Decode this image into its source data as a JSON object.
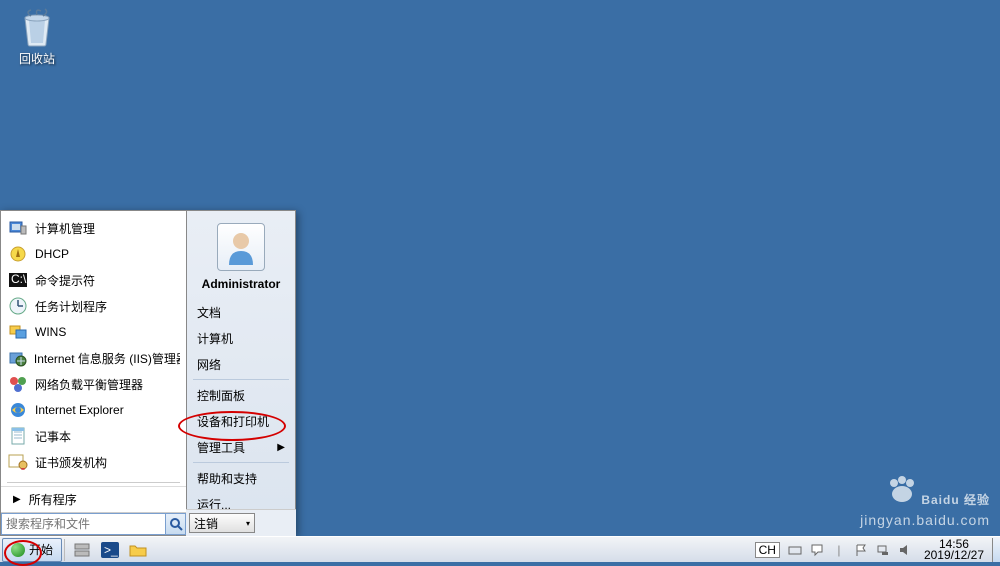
{
  "desktop": {
    "recycle_bin_label": "回收站"
  },
  "start_menu": {
    "left_apps": [
      {
        "label": "计算机管理",
        "icon": "computer-management"
      },
      {
        "label": "DHCP",
        "icon": "dhcp"
      },
      {
        "label": "命令提示符",
        "icon": "cmd"
      },
      {
        "label": "任务计划程序",
        "icon": "scheduler"
      },
      {
        "label": "WINS",
        "icon": "wins"
      },
      {
        "label": "Internet 信息服务 (IIS)管理器",
        "icon": "iis"
      },
      {
        "label": "网络负载平衡管理器",
        "icon": "nlb"
      },
      {
        "label": "Internet Explorer",
        "icon": "ie"
      },
      {
        "label": "记事本",
        "icon": "notepad"
      },
      {
        "label": "证书颁发机构",
        "icon": "cert"
      }
    ],
    "all_programs": "所有程序",
    "search_placeholder": "搜索程序和文件",
    "user_name": "Administrator",
    "right_items": [
      {
        "label": "文档",
        "sep_after": false
      },
      {
        "label": "计算机",
        "sep_after": false
      },
      {
        "label": "网络",
        "sep_after": true
      },
      {
        "label": "控制面板",
        "sep_after": false
      },
      {
        "label": "设备和打印机",
        "sep_after": false
      },
      {
        "label": "管理工具",
        "sep_after": true,
        "has_arrow": true,
        "highlighted": true
      },
      {
        "label": "帮助和支持",
        "sep_after": false
      },
      {
        "label": "运行...",
        "sep_after": false
      }
    ],
    "logoff": "注销"
  },
  "taskbar": {
    "start": "开始",
    "ime": "CH",
    "time": "14:56",
    "date": "2019/12/27"
  },
  "watermark": {
    "line1": "Baidu 经验",
    "line2": "jingyan.baidu.com"
  }
}
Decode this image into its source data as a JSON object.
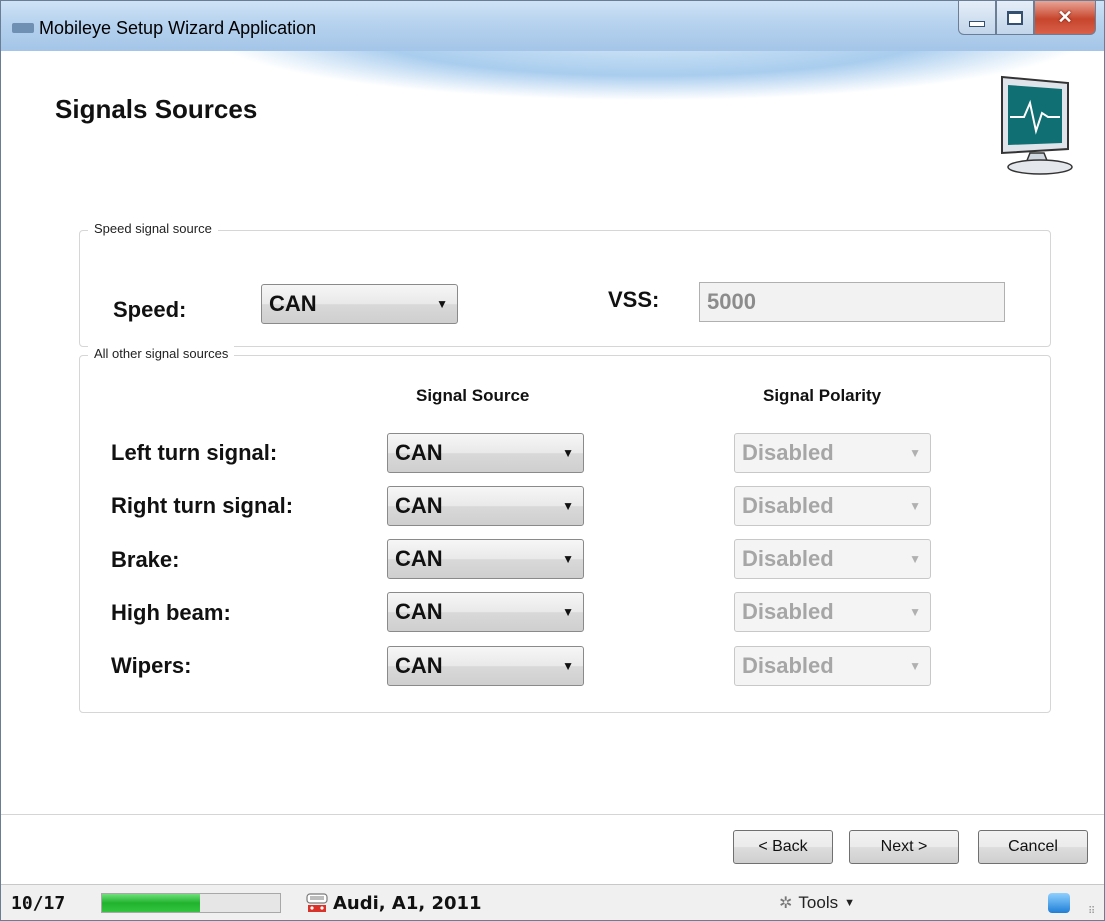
{
  "window": {
    "title": "Mobileye Setup Wizard Application"
  },
  "page": {
    "title": "Signals Sources"
  },
  "speed_group": {
    "legend": "Speed signal source",
    "speed_label": "Speed:",
    "speed_value": "CAN",
    "vss_label": "VSS:",
    "vss_value": "5000"
  },
  "other_group": {
    "legend": "All other signal sources",
    "col_source": "Signal Source",
    "col_polarity": "Signal Polarity",
    "rows": [
      {
        "label": "Left turn signal:",
        "source": "CAN",
        "polarity": "Disabled"
      },
      {
        "label": "Right turn signal:",
        "source": "CAN",
        "polarity": "Disabled"
      },
      {
        "label": "Brake:",
        "source": "CAN",
        "polarity": "Disabled"
      },
      {
        "label": "High beam:",
        "source": "CAN",
        "polarity": "Disabled"
      },
      {
        "label": "Wipers:",
        "source": "CAN",
        "polarity": "Disabled"
      }
    ]
  },
  "buttons": {
    "back": "< Back",
    "next": "Next >",
    "cancel": "Cancel"
  },
  "status": {
    "step": "10/17",
    "progress_fraction": 0.55,
    "vehicle": "Audi, A1, 2011",
    "tools": "Tools"
  },
  "colors": {
    "progress": "#21b32d",
    "titlebar": "#b6d2ee",
    "close_button": "#c7452c"
  },
  "icons": [
    "app-icon",
    "monitor-icon",
    "car-icon",
    "tools-icon",
    "teamviewer-icon"
  ]
}
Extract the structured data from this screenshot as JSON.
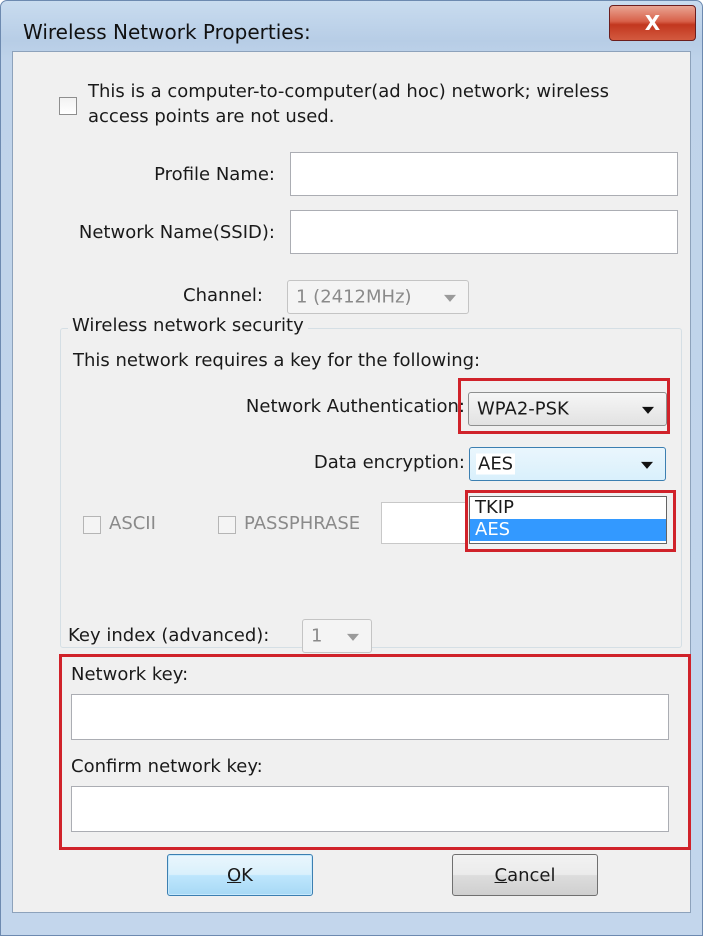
{
  "window": {
    "title": "Wireless Network Properties:",
    "close_label": "X"
  },
  "adhoc": {
    "label_line1": "This is a computer-to-computer(ad hoc) network; wireless",
    "label_line2": "access points are not used.",
    "checked": false
  },
  "profile": {
    "label": "Profile Name:",
    "value": ""
  },
  "ssid": {
    "label": "Network Name(SSID):",
    "value": ""
  },
  "channel": {
    "label": "Channel:",
    "value": "1  (2412MHz)"
  },
  "security": {
    "group_label": "Wireless network security",
    "requires_text": "This network requires a key for the following:",
    "auth_label": "Network Authentication:",
    "auth_value": "WPA2-PSK",
    "enc_label": "Data encryption:",
    "enc_value": "AES",
    "enc_options": [
      "TKIP",
      "AES"
    ],
    "ascii_label": "ASCII",
    "passphrase_label": "PASSPHRASE"
  },
  "key_index": {
    "label": "Key index (advanced):",
    "value": "1"
  },
  "network_key": {
    "label": "Network key:",
    "value": ""
  },
  "confirm_key": {
    "label": "Confirm network key:",
    "value": ""
  },
  "buttons": {
    "ok_prefix": "",
    "ok_mnemonic": "O",
    "ok_rest": "K",
    "cancel_mnemonic": "C",
    "cancel_rest": "ancel"
  },
  "highlight_color": "#d0222a"
}
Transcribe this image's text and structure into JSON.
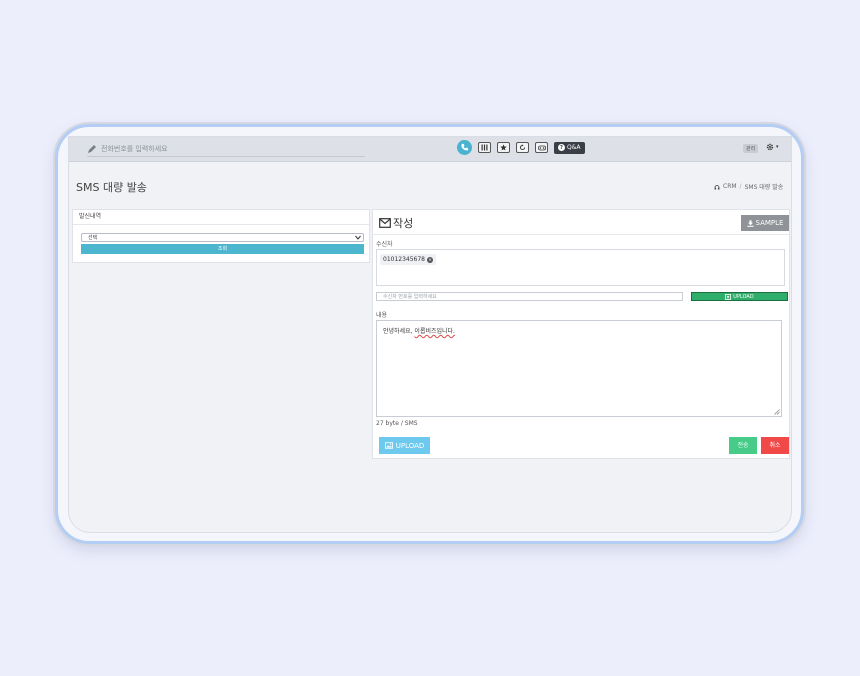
{
  "topbar": {
    "phone_placeholder": "전화번호를 입력하세요",
    "qa_label": "Q&A",
    "user_badge": "관리",
    "gear_caret": "▾"
  },
  "page": {
    "title": "SMS 대량 발송",
    "breadcrumb": [
      "CRM",
      "/",
      "SMS 대량 발송"
    ]
  },
  "history_panel": {
    "title": "발신내역",
    "select_value": "선택",
    "search_label": "조회"
  },
  "compose_panel": {
    "title": "작성",
    "sample_label": "SAMPLE",
    "recipients_label": "수신자",
    "recipient_chips": [
      "01012345678"
    ],
    "number_placeholder": "수신자 번호를 입력하세요",
    "upload_label": "UPLOAD",
    "content_label": "내용",
    "content_text_a": "안녕하세요, ",
    "content_text_b": "이롭비즈입니다.",
    "byte_count": "27 byte / SMS",
    "upload_bottom_label": "UPLOAD",
    "send_label": "전송",
    "cancel_label": "취소"
  },
  "colors": {
    "accent_blue": "#4cb6cf",
    "upload_green": "#2fae6b",
    "send_green": "#46cb88",
    "cancel_red": "#f14848",
    "sample_gray": "#8f9297",
    "upload_light_blue": "#6ec9ee"
  },
  "icons": [
    "pencil-icon",
    "phone-icon",
    "grid-icon",
    "star-icon",
    "refresh-icon",
    "vr-icon",
    "question-icon",
    "gear-icon",
    "headset-icon",
    "envelope-icon",
    "download-icon",
    "upload-icon",
    "image-icon",
    "close-icon",
    "chevron-down-icon"
  ]
}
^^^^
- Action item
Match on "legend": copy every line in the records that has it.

- Answer space
    "legend": "Speed signal source",
    "legend": "All other signal sources",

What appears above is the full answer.